(Exercise directions):
Run through the records and, wherever a line holds the word "parameters", return that line.

————

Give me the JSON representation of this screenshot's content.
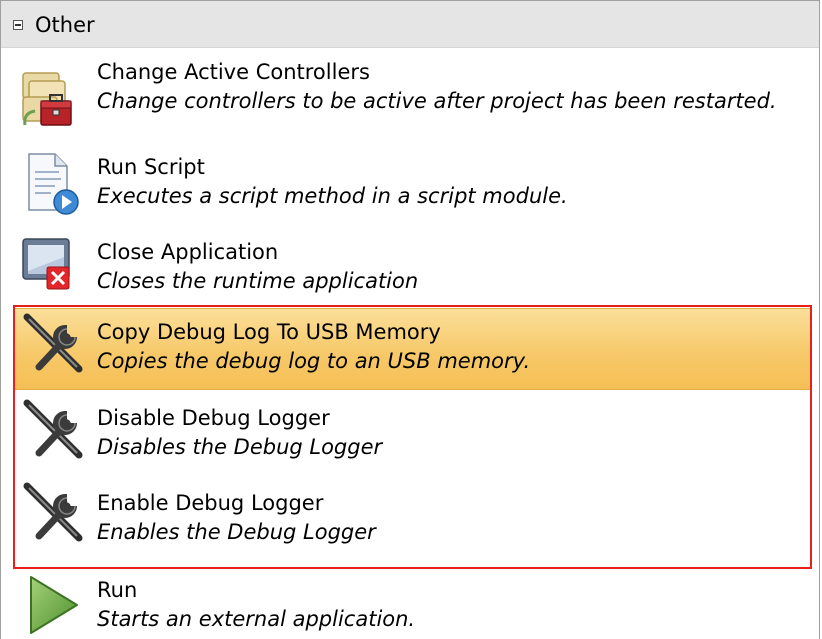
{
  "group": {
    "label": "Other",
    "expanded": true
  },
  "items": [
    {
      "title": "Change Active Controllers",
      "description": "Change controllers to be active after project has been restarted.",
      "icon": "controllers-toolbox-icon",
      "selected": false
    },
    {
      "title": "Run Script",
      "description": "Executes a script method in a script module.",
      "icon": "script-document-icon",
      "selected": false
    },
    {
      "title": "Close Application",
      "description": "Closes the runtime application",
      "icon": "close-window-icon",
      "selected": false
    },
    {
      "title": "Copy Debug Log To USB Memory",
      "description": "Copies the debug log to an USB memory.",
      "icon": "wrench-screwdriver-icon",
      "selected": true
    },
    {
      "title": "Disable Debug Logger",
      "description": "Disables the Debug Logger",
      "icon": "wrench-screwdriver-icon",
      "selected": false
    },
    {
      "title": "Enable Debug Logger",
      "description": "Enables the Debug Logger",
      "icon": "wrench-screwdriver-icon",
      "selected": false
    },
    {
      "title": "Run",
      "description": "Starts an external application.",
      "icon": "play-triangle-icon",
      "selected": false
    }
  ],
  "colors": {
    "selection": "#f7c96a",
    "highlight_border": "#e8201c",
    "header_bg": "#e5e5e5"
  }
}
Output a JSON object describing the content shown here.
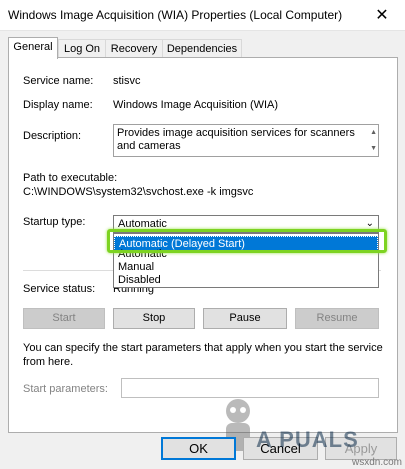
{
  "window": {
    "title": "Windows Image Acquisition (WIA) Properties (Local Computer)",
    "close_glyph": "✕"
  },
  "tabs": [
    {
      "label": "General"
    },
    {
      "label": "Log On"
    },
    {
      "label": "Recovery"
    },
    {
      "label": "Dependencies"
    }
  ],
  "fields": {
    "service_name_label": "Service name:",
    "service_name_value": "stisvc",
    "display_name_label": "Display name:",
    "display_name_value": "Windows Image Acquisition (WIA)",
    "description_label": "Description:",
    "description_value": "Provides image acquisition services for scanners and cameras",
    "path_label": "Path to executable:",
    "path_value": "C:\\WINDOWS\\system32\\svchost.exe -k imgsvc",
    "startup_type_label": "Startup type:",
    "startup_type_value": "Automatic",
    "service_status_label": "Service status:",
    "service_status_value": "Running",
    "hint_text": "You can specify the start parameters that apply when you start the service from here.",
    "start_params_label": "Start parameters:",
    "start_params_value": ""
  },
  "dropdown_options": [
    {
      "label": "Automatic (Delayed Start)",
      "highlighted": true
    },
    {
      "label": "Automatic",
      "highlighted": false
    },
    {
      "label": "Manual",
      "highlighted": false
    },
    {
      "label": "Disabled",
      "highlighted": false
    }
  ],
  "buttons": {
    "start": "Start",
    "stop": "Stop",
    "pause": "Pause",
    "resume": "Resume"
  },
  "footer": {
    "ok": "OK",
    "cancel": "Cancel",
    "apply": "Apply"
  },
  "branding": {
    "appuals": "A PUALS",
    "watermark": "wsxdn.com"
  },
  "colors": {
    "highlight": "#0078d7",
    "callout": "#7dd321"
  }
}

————

(Response to this exercise):
    "hint_text": "You can specify the start parameters that apply when you start the service from here.",
    "start_params_label": "Start parameters:",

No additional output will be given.